During a visit to Australia in March 2018, the Second Line of Defense team visited Williamtown Airbase and the Hunter Valley area.
The Hunter valley area is well known as a significant wine growing area but it also has technology firms which among other things are supporting the standup of the F-35s at Williamtown airbase.
According to an article published in Defence Connect on March 5, 2018., the role of Hunter Valley-based technology company Varley Group was described.
Hunter Valley-based technology company Varley Group has handed over the first two new deployable facilities to support operations of the RAAF’s new F-35 Lightning II Joint Strike Fighters.
These two facilities – transportable containers that will be outfitted with F-35 support equipment – are the first of 29 to be manufactured by Varley Group under a $37.5 million three-year contract.
Lockheed Martin Australia will complete a technology fit-out of the two deployable facilities.

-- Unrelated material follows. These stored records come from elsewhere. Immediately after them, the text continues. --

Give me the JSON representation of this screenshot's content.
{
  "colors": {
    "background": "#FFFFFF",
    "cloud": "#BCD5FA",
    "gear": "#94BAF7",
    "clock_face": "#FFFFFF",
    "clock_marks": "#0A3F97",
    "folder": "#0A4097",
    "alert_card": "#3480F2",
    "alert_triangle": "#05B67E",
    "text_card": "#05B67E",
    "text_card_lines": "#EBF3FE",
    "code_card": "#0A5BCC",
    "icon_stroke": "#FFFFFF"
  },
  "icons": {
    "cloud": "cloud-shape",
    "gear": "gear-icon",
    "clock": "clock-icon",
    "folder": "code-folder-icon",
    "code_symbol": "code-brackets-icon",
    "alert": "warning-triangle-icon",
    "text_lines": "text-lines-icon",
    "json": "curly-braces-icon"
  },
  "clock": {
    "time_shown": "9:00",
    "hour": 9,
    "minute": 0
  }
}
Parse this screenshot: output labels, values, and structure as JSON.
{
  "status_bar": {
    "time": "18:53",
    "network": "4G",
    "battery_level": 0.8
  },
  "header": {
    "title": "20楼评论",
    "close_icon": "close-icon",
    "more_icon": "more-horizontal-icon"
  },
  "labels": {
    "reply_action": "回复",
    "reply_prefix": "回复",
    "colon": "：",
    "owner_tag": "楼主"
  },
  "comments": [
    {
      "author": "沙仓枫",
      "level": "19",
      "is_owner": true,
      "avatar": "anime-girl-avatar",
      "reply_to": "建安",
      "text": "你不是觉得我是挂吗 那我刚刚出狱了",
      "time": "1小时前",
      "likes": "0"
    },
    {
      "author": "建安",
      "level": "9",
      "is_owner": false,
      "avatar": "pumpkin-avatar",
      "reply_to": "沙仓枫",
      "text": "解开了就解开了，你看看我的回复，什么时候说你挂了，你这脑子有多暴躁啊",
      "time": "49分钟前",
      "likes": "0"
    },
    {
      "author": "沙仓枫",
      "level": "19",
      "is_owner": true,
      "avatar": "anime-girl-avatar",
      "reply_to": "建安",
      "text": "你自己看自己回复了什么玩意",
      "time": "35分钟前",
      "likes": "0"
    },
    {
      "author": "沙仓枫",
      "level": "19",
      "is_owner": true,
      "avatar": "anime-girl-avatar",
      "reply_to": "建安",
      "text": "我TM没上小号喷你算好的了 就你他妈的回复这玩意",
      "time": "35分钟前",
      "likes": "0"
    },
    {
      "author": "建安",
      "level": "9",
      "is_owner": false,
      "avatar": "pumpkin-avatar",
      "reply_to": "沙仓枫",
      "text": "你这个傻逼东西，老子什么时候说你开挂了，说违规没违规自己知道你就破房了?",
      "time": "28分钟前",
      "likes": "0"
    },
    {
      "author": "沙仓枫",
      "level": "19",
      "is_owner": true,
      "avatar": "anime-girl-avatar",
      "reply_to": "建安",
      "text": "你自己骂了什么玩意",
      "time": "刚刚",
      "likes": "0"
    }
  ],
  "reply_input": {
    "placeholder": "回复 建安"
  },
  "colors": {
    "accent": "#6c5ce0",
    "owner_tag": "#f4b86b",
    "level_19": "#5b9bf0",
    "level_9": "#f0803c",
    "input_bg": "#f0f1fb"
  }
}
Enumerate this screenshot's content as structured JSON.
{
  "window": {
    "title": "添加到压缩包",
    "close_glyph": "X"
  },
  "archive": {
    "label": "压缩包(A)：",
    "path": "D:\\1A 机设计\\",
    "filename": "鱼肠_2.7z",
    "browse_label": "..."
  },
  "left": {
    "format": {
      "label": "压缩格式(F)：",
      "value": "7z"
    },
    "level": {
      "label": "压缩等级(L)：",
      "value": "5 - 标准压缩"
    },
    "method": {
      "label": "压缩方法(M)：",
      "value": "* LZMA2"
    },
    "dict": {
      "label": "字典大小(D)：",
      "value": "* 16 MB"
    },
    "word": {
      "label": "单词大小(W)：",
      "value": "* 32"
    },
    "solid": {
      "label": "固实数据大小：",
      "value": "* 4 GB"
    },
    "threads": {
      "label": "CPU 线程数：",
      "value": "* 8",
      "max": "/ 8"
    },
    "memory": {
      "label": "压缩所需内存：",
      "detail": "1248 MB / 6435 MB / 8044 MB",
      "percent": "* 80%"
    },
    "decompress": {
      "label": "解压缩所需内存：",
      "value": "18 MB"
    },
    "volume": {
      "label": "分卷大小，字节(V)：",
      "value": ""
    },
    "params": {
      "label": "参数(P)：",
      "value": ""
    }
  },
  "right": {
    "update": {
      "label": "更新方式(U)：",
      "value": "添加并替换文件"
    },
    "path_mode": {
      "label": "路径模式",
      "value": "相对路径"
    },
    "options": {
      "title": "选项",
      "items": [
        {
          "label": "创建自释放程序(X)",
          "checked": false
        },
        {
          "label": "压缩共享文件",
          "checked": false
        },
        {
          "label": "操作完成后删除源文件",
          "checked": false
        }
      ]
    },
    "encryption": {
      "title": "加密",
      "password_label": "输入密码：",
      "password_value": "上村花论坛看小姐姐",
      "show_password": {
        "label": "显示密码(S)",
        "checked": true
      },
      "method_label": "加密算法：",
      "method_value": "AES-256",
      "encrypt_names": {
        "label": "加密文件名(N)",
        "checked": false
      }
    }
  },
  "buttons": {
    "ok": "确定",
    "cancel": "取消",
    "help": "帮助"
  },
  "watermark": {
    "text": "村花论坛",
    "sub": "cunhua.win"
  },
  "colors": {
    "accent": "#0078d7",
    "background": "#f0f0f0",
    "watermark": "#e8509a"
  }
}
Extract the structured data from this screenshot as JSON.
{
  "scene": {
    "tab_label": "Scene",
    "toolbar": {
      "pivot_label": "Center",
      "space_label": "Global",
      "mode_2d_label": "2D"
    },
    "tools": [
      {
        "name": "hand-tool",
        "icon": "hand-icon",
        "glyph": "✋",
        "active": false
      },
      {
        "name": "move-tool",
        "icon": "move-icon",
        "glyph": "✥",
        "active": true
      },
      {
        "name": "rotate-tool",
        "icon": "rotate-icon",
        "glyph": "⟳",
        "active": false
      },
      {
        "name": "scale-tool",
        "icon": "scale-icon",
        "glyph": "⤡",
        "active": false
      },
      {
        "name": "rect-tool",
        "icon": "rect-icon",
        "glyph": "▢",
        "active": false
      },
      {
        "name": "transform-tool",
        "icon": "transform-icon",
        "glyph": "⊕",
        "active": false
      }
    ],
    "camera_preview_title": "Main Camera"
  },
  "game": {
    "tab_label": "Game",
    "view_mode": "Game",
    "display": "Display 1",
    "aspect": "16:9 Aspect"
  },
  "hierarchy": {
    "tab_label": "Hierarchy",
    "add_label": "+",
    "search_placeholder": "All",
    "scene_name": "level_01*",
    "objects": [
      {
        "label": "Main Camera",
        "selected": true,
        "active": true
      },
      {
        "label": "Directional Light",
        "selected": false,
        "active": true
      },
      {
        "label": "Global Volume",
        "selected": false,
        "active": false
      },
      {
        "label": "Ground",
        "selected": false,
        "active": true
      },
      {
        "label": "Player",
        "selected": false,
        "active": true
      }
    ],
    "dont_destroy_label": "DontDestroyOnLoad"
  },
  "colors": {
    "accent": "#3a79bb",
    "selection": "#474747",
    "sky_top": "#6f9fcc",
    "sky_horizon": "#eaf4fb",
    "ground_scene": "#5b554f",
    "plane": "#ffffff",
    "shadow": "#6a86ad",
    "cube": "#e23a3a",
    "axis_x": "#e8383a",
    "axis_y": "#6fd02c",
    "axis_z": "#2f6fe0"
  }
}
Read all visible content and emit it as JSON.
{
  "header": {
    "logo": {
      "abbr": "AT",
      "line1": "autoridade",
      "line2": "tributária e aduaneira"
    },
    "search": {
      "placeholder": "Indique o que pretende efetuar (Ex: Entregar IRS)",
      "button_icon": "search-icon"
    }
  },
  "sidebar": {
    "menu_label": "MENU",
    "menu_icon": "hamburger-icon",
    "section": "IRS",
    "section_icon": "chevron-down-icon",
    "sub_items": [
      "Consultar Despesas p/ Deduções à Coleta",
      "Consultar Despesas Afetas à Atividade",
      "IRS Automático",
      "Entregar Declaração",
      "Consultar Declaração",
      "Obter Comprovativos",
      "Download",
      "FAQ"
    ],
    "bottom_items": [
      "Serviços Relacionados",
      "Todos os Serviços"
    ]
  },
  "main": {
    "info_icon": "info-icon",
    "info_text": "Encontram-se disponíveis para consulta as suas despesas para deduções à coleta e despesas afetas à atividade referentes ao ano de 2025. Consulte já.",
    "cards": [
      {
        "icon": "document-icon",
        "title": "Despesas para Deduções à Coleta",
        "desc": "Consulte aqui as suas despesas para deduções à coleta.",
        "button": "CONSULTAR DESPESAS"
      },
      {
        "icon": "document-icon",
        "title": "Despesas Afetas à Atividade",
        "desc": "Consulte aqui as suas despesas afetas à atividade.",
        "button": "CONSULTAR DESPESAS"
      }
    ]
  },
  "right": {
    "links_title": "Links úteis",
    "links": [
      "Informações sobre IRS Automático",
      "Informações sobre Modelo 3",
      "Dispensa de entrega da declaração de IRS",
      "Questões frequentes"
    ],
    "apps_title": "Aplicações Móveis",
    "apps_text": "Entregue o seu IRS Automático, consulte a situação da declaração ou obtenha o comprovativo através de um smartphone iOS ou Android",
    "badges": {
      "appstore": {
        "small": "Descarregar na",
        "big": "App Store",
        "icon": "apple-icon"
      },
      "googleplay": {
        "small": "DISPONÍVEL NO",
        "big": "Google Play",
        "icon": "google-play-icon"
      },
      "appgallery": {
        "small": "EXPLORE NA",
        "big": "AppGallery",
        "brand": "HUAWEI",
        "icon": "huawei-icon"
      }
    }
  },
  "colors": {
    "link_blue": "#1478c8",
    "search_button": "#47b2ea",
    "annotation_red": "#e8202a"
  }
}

One will house ICT equipment used on deployment while the other will provide a space for duty personnel and mission planning.
Once accepted by the RAAF, these facilities will be deployed to Luke AFB in Arizona where they will be used to support operations and maintenance of the first two RAAF F-35A aircraft planned for delivery to Australia in December 2018.
Lockheed Martin Australia chief executive Vince Di Pietro said completion of the first deployable facilities by Varley Group was a further reinforcement of Lockheed Martin Australia’s critical role in delivering an end-to-end sustainment solution for Australia’s advanced F-35 capability.
“As fifth-generation technology design pioneers, Lockheed Martin is uniquely placed to understand and meet the sustainment requirements of the world’s most advanced fighter aircraft; the F-35 Joint Strike Fighter,” he said at the handover ceremony at Varley Group’s Australian headquarters in Tomago on Monday.
“The RAAF’s deployable facilities will play a critical role in supporting operations and maintenance activities for the F-35A aircraft – predictive prognostic and mission support requirements in the realisation of a truly networked and integrated Australian Defence Force.”
Varley Group managing director Jeff Phillips said Varley and Lockheed Martin Australia had delivered on time an Australian build, made from Australian steel by Australian workers in the Hunter.
He said this was an opportunity to export the deployable facilities to the world.
“Without Lockheed Martin Australia’s investment in the Australian defence industry and more importantly in Varley Group, 20 direct Varley jobs, including two apprentices, and another 50 local jobs downstream in the supply chain, would’ve been lost to the Hunter,” Phillips said.
“The Hunter is on the verge of a defence jobs and defence exports boom.”
Defence Industry Minister Christopher Pyne said these new facilities were critical to enabling F-35s to be operated and maintained while deployed away their home bases.
“Without the deployable facilities, the aircraft’s full capabilities will not be realised,” he said.
“This is another strong example of opportunities in Australia’s expanding defence industry being taken up by companies in Australia’s regional areas.”
Australia is buying 72 F-35 aircraft, with the first two arriving in Australia at the end of the year.
Currently, the first two aircraft are flying in the US as part of the international pilot training pool at Luke USAF base in Arizona.
The new aircraft will be based at RAAF bases at Williamtown, NSW, and Tindal in the Northern Territory.